LOS ANGELES • Shaquem Griffin's odds-defying American football journey is set to continue after the linebacker who lost one hand at the age of four was drafted by the Seattle Seahawks on Saturday.
The Seahawks chose Griffin in the fifth round (141st overall), making him the first one-handed player ever selected in National Football League (NFL) entry draft.
Getting picked was a dream come true for Griffin as he joins his 22-year-old twin brother, Shaquill Griffin, who was drafted by Seattle in the third round last year.
"That was the phone call I was waiting for my entire life," Shaquem said regarding the call from Seattle general manager John Schneider when he was chosen.
"I literally broke down after that. I couldn't breathe. I didn't know how to talk, I was just lost for words."
His undeveloped left hand was amputated when he was four after the pain led him to try to cut off his own fingers.
ONE SPECIAL MOMENT
That was the phone call I was waiting for my entire life. I literally broke down after that. I couldn't breathe. I didn't know how to talk, I was just lost for words.
SHAQUEM GRIFFIN, on the call from Seattle general manager John Schneider when he was chosen.
Despite the complications from a rare birth defect called amniotic band syndrome - a condition that can result in damaged tissue or, in extreme cases, even foetal death - he grew up to star for his high school in track, American football and baseball.
He won the state title in the triple jump in 2013 and was offered an athletics scholarship to the University of Central Florida (UCF) alongside Shaquill.
He enjoyed an outstanding American football career at the UCF, where he appeared in 39 games with 26 starts, amassing 175 tackles, 18.5 sacks two interceptions and 11 passes defended.
His play earned him a first team all-conference selection twice and, in 2016, he was the Defensive Player of the Year in the American Athletic Conference.
The Seahawks envision him contributing as a pass-rushing outside linebacker and on special teams.
Seattle head coach Pete Carroll said Griffin has great speed, is mature beyond his years, and they are going to try to put him in situations where he can succeed.
"He will be a big factor in special teams. We are going to try to put him in spots where we can utilise the great speed he has. He is as fast as you can get as a linebacker," Carroll said. "He is an extraordinary young man. He is an explosive, talented guy and he backs it up."
The 1.8m, 103kg Shaquem impressed at the NFL scouting combine, clocking 4.38sec in the 40-yard dash - first among all linebackers present, with 4.65sec considered outstanding.
Using a prosthetic on his left arm he bench pressed over 100kg 20 times as NFL hopefuls were put through their paces by team representatives in March.

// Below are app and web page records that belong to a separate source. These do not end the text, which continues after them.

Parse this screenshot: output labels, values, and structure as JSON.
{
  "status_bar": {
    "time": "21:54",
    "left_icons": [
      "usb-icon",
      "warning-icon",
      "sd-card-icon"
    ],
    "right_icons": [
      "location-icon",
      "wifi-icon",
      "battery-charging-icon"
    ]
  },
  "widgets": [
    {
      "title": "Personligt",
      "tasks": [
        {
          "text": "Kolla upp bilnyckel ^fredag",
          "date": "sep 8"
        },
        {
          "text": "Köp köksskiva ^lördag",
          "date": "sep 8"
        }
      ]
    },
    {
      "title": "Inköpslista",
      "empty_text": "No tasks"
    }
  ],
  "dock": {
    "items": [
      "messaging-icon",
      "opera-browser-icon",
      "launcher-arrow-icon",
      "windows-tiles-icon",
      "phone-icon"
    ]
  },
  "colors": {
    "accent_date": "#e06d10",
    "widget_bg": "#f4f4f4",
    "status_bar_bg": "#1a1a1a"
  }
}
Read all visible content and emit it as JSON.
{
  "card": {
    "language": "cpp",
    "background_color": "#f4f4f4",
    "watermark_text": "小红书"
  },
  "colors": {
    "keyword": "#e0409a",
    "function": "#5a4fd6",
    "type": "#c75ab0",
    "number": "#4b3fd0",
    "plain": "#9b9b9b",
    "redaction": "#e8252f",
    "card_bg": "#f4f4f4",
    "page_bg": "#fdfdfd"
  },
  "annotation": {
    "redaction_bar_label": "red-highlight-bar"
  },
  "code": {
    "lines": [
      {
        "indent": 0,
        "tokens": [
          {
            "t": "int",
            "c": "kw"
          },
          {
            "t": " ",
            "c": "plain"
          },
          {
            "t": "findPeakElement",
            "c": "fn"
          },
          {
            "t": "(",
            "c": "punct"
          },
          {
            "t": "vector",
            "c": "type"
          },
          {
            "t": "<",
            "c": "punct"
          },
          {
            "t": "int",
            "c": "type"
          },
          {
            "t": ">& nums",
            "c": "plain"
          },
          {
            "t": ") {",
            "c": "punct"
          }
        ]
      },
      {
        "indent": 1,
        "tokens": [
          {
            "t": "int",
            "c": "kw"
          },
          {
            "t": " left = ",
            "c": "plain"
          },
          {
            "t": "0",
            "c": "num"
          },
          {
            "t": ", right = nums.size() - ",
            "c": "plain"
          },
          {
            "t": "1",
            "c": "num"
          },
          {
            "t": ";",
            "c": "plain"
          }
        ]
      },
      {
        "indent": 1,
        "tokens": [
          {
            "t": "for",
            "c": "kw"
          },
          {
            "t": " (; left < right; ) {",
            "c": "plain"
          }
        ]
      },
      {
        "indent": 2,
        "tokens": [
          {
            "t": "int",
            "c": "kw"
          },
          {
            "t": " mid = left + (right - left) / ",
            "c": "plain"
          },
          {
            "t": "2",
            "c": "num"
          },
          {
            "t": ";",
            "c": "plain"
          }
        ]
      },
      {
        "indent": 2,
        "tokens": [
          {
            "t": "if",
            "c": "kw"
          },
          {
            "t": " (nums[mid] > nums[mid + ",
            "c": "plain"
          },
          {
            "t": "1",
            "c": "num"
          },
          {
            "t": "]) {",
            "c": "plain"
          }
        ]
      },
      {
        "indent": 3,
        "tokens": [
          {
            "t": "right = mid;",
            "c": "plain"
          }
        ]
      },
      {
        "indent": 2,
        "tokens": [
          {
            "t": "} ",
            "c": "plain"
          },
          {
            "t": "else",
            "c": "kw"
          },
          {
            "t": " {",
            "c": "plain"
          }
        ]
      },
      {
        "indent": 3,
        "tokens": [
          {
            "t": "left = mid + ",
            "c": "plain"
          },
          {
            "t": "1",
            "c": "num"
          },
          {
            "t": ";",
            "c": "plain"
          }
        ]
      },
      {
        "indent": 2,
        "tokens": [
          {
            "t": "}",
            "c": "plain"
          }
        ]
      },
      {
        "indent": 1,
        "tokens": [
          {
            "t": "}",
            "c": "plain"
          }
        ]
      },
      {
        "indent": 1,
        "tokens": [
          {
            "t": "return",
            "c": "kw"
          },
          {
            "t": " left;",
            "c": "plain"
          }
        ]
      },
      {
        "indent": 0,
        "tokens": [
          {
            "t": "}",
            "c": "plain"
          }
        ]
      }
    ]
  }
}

But NFL evaluators found weaknesses too. For NFL.com scouts, those limitations primarily relate to his tackling ability: "Griffin's physical limitation should be discussed as it pertains to areas like tackle disengagement and consistency of finishing, but his instincts, play speed and technique have all been major factors in helping him thrive at his position."
Johnny Nansen , linebackers and assistant head coach for the USC (University of Southern California) Trojans, says those doubts may be due to the huge step-up from college to professional football.

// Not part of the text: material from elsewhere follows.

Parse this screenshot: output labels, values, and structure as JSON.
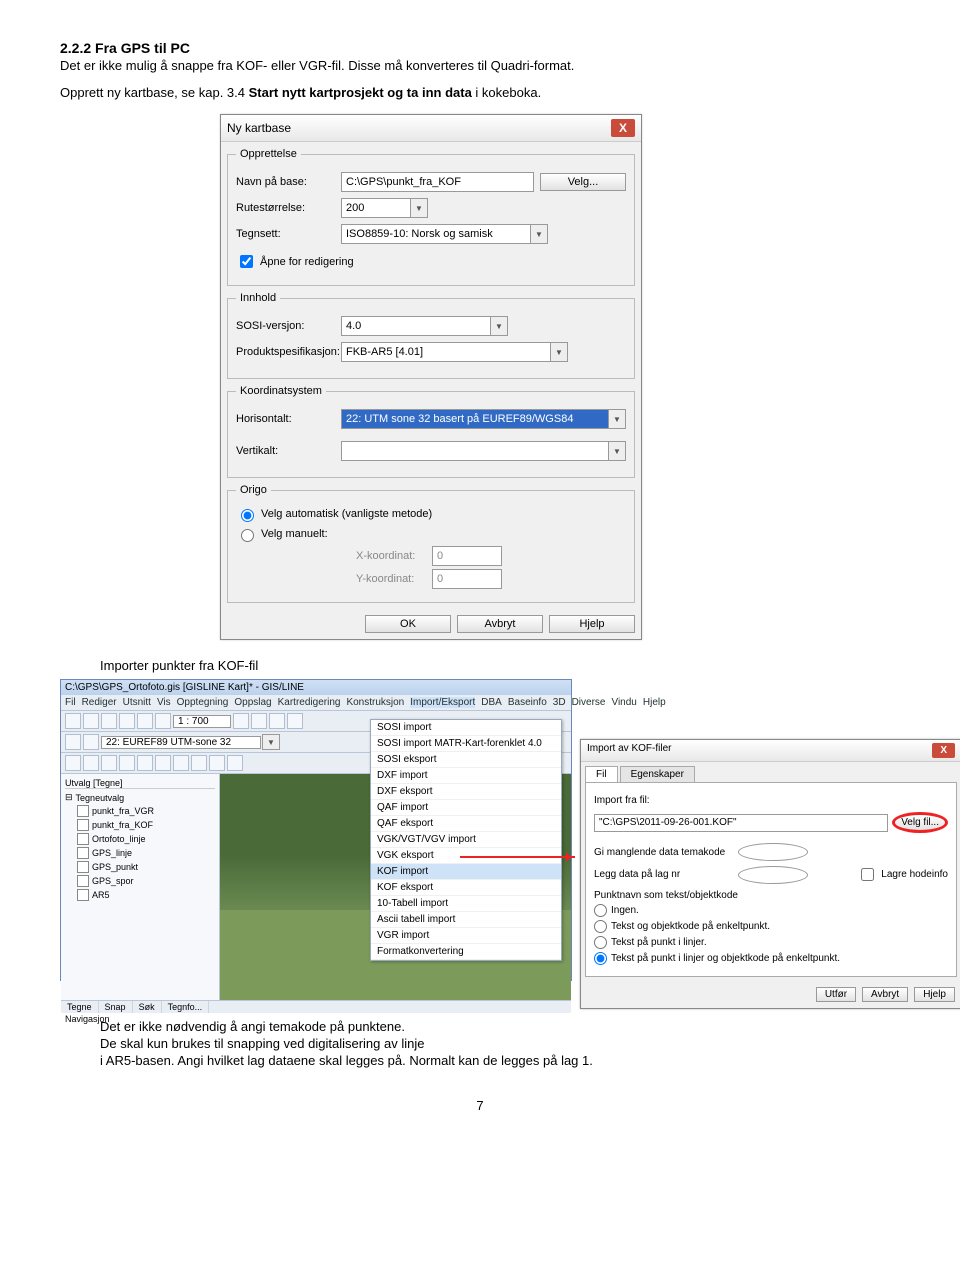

"In the NFL, particularly at linebacker, great tackling technique is expected," says Nansen. "The ball carriers will be faster and stronger than those at the college level, requiring the defensive players to have good technique to bring them to the ground and end the play."
Amid scepticism, Shaquill, a minute older than his twin, made sure he always put in a good word for his brother. He said he lobbied the Seattle coaching and scouting staff to pick his brother.
"I made sure I kept his name fresh in that building," said Shaquill, who started 11 games for Seattle last year. "So every day I made sure to mention my brother about something, even if it was just, 'Hey man, my brother got a good workout in, his backpedal is looking smooth every day'."
Historically, NFL talent evaluators tend to shy away from the different - the short quarterback, the slow wide receiver, or the undersized offensive lineman - afraid to take a chance in a results-driven business on a player who does not fit the mould.
Yet there is one aspect of Griffin's game that cannot be measured - his drive to prove his doubters wrong. "I don't want to be a guy who's just a feel-good story," he told American media at the draft.
"I want to be a football player, and a good one at that."
AGENCE FRANCE-PRESSE, THE GUARDIAN